#### WORK TO BE COMPLETED:
If a line of the records contains the word "FDAX", list it.
** DATA TO USE follows **
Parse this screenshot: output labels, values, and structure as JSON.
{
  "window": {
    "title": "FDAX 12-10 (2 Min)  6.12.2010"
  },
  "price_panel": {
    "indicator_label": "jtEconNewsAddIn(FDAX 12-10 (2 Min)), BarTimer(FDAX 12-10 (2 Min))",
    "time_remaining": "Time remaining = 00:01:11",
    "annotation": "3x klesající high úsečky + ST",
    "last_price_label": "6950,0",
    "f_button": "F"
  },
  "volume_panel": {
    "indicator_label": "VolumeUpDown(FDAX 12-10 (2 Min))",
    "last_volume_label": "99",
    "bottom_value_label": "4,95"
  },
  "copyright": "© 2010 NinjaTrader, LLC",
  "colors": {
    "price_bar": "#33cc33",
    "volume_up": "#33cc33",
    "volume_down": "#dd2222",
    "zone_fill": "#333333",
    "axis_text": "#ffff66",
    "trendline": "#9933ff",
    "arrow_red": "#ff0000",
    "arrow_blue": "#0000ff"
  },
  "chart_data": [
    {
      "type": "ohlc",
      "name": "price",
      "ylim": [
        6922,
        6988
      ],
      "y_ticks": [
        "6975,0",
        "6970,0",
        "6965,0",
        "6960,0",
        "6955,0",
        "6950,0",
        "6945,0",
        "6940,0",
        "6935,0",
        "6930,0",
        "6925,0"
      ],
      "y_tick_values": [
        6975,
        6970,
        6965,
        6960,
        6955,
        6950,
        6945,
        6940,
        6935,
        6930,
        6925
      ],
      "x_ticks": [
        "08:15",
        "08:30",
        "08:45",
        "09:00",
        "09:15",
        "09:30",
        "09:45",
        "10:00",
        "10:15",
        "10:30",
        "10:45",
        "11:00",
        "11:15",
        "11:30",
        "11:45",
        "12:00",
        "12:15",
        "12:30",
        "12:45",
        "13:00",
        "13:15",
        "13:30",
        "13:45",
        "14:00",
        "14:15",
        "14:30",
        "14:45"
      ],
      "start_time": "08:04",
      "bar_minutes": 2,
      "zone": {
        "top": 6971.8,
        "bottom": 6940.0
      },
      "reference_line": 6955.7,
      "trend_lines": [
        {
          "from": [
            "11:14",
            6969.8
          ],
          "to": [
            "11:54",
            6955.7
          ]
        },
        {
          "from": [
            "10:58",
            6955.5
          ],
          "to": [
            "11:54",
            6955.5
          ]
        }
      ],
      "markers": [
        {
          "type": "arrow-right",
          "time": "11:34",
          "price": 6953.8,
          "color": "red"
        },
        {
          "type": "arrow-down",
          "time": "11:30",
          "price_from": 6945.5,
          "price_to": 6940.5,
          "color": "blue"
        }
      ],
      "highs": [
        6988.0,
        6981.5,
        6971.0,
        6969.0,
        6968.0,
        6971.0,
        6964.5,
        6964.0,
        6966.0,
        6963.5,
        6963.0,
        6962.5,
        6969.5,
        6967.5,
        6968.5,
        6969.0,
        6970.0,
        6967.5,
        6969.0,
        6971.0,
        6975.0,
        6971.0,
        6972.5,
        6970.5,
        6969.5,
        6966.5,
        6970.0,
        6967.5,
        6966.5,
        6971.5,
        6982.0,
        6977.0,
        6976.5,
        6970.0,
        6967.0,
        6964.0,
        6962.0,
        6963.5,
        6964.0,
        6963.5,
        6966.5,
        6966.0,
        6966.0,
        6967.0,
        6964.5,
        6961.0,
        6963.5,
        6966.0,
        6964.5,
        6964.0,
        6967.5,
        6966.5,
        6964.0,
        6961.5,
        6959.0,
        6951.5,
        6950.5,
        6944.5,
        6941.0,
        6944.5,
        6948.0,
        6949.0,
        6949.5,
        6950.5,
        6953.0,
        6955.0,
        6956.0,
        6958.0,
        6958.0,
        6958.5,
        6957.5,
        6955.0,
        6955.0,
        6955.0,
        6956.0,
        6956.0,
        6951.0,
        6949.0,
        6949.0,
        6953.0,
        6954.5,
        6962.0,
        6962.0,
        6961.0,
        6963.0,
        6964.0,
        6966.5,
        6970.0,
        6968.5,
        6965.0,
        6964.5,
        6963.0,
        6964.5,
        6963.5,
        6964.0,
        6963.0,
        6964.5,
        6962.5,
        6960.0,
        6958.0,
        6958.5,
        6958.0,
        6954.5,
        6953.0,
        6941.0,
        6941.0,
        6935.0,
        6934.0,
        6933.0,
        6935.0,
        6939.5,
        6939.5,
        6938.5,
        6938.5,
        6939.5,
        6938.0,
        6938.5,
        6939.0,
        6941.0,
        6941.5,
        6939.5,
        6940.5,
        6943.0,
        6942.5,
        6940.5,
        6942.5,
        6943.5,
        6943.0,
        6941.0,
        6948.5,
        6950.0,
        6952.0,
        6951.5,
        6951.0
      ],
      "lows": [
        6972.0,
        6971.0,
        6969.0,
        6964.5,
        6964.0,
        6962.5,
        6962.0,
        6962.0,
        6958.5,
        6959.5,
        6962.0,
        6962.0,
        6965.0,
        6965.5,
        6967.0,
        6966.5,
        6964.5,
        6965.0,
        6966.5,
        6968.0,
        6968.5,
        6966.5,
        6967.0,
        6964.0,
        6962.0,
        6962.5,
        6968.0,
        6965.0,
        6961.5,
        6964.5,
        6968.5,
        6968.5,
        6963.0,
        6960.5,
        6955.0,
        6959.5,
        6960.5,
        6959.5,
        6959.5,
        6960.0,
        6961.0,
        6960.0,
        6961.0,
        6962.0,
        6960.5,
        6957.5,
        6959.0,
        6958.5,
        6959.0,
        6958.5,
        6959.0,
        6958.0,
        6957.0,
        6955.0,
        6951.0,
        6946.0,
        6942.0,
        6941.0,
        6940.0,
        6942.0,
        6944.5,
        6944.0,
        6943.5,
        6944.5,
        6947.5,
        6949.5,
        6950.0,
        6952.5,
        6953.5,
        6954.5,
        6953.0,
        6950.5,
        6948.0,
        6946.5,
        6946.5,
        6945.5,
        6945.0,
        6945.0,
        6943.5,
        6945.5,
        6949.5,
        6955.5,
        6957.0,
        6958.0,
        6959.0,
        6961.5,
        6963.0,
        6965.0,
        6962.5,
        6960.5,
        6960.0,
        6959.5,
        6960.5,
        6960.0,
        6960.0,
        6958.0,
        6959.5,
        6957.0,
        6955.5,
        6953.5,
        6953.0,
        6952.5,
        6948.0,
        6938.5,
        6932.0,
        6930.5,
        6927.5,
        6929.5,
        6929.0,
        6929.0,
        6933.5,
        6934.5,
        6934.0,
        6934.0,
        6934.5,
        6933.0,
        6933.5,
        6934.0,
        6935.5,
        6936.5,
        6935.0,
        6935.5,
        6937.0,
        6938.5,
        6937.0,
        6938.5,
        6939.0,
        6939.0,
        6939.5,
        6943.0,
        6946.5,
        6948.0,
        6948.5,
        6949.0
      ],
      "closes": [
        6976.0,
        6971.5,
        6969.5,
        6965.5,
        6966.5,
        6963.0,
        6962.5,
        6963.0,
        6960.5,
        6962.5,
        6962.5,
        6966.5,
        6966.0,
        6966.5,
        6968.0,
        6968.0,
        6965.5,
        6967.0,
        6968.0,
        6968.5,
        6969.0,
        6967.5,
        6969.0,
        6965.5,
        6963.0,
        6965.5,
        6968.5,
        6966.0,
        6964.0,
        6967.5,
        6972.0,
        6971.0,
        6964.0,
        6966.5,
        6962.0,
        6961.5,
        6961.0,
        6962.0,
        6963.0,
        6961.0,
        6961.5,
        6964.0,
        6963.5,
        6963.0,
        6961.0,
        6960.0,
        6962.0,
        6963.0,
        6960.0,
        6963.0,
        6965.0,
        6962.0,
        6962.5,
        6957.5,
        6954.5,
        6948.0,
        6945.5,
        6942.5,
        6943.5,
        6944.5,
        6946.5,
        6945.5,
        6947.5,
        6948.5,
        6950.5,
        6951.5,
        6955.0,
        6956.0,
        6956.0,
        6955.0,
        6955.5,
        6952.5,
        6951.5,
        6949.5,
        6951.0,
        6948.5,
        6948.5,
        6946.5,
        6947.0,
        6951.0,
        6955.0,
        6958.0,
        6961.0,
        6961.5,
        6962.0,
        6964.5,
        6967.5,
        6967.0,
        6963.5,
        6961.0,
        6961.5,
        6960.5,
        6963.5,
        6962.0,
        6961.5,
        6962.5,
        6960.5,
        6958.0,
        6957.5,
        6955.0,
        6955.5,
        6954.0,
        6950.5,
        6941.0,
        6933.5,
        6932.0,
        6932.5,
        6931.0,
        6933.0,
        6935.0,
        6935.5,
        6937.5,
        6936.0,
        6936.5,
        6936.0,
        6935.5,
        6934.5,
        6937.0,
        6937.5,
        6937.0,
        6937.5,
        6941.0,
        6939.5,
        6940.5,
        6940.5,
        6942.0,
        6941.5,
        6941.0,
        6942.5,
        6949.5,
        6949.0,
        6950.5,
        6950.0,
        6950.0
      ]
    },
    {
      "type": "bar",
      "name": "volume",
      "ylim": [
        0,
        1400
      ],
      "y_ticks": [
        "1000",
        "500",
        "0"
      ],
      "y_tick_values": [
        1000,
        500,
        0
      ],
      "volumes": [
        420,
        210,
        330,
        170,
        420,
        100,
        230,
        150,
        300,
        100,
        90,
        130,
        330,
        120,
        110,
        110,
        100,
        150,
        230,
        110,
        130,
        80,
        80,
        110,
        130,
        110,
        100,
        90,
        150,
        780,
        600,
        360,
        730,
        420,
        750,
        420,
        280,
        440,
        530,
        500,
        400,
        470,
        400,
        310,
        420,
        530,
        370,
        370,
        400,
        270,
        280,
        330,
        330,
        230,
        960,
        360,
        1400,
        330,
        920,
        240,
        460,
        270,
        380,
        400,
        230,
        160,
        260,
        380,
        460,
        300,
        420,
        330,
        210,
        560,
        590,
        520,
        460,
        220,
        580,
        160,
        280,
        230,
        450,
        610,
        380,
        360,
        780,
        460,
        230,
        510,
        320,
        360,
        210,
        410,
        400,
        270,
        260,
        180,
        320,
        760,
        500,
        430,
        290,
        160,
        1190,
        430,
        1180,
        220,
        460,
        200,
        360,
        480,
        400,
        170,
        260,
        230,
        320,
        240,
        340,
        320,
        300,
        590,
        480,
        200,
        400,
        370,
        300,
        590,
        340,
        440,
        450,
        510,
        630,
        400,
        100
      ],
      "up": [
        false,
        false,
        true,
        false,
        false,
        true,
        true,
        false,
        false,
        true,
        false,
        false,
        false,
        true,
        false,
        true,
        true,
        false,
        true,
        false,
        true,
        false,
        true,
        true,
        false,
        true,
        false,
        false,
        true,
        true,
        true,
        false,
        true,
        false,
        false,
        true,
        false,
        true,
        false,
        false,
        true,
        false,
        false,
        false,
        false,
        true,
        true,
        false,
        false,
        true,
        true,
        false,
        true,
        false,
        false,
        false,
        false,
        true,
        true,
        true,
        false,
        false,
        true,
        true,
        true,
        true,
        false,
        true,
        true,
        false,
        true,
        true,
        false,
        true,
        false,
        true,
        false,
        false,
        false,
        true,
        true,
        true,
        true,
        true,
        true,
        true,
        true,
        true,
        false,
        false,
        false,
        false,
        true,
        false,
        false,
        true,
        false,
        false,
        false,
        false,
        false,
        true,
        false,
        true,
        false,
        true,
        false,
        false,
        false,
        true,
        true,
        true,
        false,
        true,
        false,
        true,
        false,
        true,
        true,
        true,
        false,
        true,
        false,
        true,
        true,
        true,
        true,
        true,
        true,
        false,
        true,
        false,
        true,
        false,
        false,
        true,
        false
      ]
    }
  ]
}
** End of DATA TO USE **
#### SOLUTION FOR THIS TASK:
    "title": "FDAX 12-10 (2 Min)  6.12.2010"
    "indicator_label": "jtEconNewsAddIn(FDAX 12-10 (2 Min)), BarTimer(FDAX 12-10 (2 Min))",
    "indicator_label": "VolumeUpDown(FDAX 12-10 (2 Min))",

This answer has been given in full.